---------- Data for analysis ----------

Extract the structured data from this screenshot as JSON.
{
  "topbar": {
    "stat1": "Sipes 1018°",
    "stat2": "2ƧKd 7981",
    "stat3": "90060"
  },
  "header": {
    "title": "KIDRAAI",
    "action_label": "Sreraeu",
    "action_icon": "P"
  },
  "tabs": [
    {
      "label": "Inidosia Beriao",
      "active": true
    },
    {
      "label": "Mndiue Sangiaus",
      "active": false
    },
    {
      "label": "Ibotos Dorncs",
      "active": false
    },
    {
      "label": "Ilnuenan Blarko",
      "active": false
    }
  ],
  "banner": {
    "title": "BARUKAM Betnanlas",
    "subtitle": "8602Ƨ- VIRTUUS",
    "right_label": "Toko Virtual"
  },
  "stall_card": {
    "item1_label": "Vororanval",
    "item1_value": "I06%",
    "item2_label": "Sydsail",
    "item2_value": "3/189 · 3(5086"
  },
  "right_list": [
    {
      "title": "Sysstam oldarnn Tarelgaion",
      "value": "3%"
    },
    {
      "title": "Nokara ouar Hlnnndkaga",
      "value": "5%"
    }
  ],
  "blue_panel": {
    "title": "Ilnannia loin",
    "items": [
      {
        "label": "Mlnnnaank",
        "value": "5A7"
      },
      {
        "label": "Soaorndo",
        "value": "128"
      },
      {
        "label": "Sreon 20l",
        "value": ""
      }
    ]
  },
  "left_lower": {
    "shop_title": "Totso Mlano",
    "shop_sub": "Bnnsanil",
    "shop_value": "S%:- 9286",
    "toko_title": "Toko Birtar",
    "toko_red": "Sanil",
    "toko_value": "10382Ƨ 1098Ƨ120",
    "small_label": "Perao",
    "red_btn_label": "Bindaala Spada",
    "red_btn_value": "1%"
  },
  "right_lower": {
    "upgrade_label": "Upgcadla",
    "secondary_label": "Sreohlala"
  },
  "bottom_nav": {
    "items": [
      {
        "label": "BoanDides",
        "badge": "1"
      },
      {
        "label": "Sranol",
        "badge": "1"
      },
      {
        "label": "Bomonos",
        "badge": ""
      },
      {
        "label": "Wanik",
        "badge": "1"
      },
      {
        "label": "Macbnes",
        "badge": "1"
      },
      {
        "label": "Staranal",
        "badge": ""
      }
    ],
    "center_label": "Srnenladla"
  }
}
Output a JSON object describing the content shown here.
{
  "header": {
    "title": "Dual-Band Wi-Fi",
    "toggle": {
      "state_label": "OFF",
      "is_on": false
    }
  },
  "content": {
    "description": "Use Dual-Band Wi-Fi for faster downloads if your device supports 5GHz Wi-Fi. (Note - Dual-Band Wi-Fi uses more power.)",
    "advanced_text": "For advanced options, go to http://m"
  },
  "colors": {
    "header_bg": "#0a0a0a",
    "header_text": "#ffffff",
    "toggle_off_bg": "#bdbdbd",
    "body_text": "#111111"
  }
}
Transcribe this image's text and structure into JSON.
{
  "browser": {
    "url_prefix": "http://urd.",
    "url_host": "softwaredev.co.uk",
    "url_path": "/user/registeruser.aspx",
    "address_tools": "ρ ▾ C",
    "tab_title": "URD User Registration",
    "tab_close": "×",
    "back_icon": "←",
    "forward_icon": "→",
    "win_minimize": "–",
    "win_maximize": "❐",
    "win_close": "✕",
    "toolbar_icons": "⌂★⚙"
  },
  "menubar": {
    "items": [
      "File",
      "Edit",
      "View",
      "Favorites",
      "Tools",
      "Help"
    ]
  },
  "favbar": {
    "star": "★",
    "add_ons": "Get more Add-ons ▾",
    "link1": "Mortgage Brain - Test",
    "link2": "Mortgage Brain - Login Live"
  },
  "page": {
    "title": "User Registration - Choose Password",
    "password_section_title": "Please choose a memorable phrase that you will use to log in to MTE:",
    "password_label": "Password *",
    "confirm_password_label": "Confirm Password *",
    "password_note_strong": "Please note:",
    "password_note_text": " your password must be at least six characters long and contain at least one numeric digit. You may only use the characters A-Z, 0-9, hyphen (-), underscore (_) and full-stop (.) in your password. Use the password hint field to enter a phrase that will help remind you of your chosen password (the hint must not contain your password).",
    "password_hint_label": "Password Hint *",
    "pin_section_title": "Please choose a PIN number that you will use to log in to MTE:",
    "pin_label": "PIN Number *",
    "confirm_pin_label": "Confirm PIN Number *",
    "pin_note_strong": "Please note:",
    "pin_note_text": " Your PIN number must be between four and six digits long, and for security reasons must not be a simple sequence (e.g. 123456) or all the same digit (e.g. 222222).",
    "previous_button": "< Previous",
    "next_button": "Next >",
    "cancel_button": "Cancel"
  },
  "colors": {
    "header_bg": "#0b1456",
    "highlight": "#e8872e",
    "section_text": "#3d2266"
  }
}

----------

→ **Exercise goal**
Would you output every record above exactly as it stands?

→ **Answer for this exercise**
Extract the structured data from this screenshot as JSON.
{
  "topbar": {
    "stat1": "Sipes 1018°",
    "stat2": "2ƧKd 7981",
    "stat3": "90060"
  },
  "header": {
    "title": "KIDRAAI",
    "action_label": "Sreraeu",
    "action_icon": "P"
  },
  "tabs": [
    {
      "label": "Inidosia Beriao",
      "active": true
    },
    {
      "label": "Mndiue Sangiaus",
      "active": false
    },
    {
      "label": "Ibotos Dorncs",
      "active": false
    },
    {
      "label": "Ilnuenan Blarko",
      "active": false
    }
  ],
  "banner": {
    "title": "BARUKAM Betnanlas",
    "subtitle": "8602Ƨ- VIRTUUS",
    "right_label": "Toko Virtual"
  },
  "stall_card": {
    "item1_label": "Vororanval",
    "item1_value": "I06%",
    "item2_label": "Sydsail",
    "item2_value": "3/189 · 3(5086"
  },
  "right_list": [
    {
      "title": "Sysstam oldarnn Tarelgaion",
      "value": "3%"
    },
    {
      "title": "Nokara ouar Hlnnndkaga",
      "value": "5%"
    }
  ],
  "blue_panel": {
    "title": "Ilnannia loin",
    "items": [
      {
        "label": "Mlnnnaank",
        "value": "5A7"
      },
      {
        "label": "Soaorndo",
        "value": "128"
      },
      {
        "label": "Sreon 20l",
        "value": ""
      }
    ]
  },
  "left_lower": {
    "shop_title": "Totso Mlano",
    "shop_sub": "Bnnsanil",
    "shop_value": "S%:- 9286",
    "toko_title": "Toko Birtar",
    "toko_red": "Sanil",
    "toko_value": "10382Ƨ 1098Ƨ120",
    "small_label": "Perao",
    "red_btn_label": "Bindaala Spada",
    "red_btn_value": "1%"
  },
  "right_lower": {
    "upgrade_label": "Upgcadla",
    "secondary_label": "Sreohlala"
  },
  "bottom_nav": {
    "items": [
      {
        "label": "BoanDides",
        "badge": "1"
      },
      {
        "label": "Sranol",
        "badge": "1"
      },
      {
        "label": "Bomonos",
        "badge": ""
      },
      {
        "label": "Wanik",
        "badge": "1"
      },
      {
        "label": "Macbnes",
        "badge": "1"
      },
      {
        "label": "Staranal",
        "badge": ""
      }
    ],
    "center_label": "Srnenladla"
  }
}
Output a JSON object describing the content shown here.
{
  "header": {
    "title": "Dual-Band Wi-Fi",
    "toggle": {
      "state_label": "OFF",
      "is_on": false
    }
  },
  "content": {
    "description": "Use Dual-Band Wi-Fi for faster downloads if your device supports 5GHz Wi-Fi. (Note - Dual-Band Wi-Fi uses more power.)",
    "advanced_text": "For advanced options, go to http://m"
  },
  "colors": {
    "header_bg": "#0a0a0a",
    "header_text": "#ffffff",
    "toggle_off_bg": "#bdbdbd",
    "body_text": "#111111"
  }
}
Transcribe this image's text and structure into JSON.
{
  "browser": {
    "url_prefix": "http://urd.",
    "url_host": "softwaredev.co.uk",
    "url_path": "/user/registeruser.aspx",
    "address_tools": "ρ ▾ C",
    "tab_title": "URD User Registration",
    "tab_close": "×",
    "back_icon": "←",
    "forward_icon": "→",
    "win_minimize": "–",
    "win_maximize": "❐",
    "win_close": "✕",
    "toolbar_icons": "⌂★⚙"
  },
  "menubar": {
    "items": [
      "File",
      "Edit",
      "View",
      "Favorites",
      "Tools",
      "Help"
    ]
  },
  "favbar": {
    "star": "★",
    "add_ons": "Get more Add-ons ▾",
    "link1": "Mortgage Brain - Test",
    "link2": "Mortgage Brain - Login Live"
  },
  "page": {
    "title": "User Registration - Choose Password",
    "password_section_title": "Please choose a memorable phrase that you will use to log in to MTE:",
    "password_label": "Password *",
    "confirm_password_label": "Confirm Password *",
    "password_note_strong": "Please note:",
    "password_note_text": " your password must be at least six characters long and contain at least one numeric digit. You may only use the characters A-Z, 0-9, hyphen (-), underscore (_) and full-stop (.) in your password. Use the password hint field to enter a phrase that will help remind you of your chosen password (the hint must not contain your password).",
    "password_hint_label": "Password Hint *",
    "pin_section_title": "Please choose a PIN number that you will use to log in to MTE:",
    "pin_label": "PIN Number *",
    "confirm_pin_label": "Confirm PIN Number *",
    "pin_note_strong": "Please note:",
    "pin_note_text": " Your PIN number must be between four and six digits long, and for security reasons must not be a simple sequence (e.g. 123456) or all the same digit (e.g. 222222).",
    "previous_button": "< Previous",
    "next_button": "Next >",
    "cancel_button": "Cancel"
  },
  "colors": {
    "header_bg": "#0b1456",
    "highlight": "#e8872e",
    "section_text": "#3d2266"
  }
}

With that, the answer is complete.